Description of the task: In the entries below, count every line containing "value". Reply with the number alone.

[Data provided — start]

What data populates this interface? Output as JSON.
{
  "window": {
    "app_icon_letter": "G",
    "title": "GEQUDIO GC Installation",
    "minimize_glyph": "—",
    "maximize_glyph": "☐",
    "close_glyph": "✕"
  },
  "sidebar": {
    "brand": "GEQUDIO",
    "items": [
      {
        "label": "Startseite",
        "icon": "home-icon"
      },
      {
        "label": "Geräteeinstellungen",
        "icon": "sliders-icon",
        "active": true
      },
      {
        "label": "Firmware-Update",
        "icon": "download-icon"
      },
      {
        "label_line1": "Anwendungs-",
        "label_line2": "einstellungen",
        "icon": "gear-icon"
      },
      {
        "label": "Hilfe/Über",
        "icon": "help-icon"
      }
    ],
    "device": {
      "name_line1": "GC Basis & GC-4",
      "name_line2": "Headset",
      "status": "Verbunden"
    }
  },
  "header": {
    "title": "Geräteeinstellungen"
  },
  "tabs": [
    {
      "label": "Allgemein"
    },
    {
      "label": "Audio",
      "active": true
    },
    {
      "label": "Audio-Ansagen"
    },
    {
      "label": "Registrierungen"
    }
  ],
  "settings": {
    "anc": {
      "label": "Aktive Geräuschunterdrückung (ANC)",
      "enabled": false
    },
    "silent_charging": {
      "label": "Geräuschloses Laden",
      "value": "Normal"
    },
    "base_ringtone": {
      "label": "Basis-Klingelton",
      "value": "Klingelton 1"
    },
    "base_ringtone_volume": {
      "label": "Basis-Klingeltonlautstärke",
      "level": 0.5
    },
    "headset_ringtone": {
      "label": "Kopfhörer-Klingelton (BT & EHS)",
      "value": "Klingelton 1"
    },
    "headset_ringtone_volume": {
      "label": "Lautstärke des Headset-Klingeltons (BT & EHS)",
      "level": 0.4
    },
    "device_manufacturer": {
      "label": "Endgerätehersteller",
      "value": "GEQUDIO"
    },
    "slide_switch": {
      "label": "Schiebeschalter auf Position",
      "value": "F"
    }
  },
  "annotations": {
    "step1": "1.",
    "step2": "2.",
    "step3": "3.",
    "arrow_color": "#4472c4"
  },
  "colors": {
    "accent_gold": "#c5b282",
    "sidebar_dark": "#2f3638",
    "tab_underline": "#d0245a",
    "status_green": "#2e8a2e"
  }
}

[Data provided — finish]

Exercise output: 5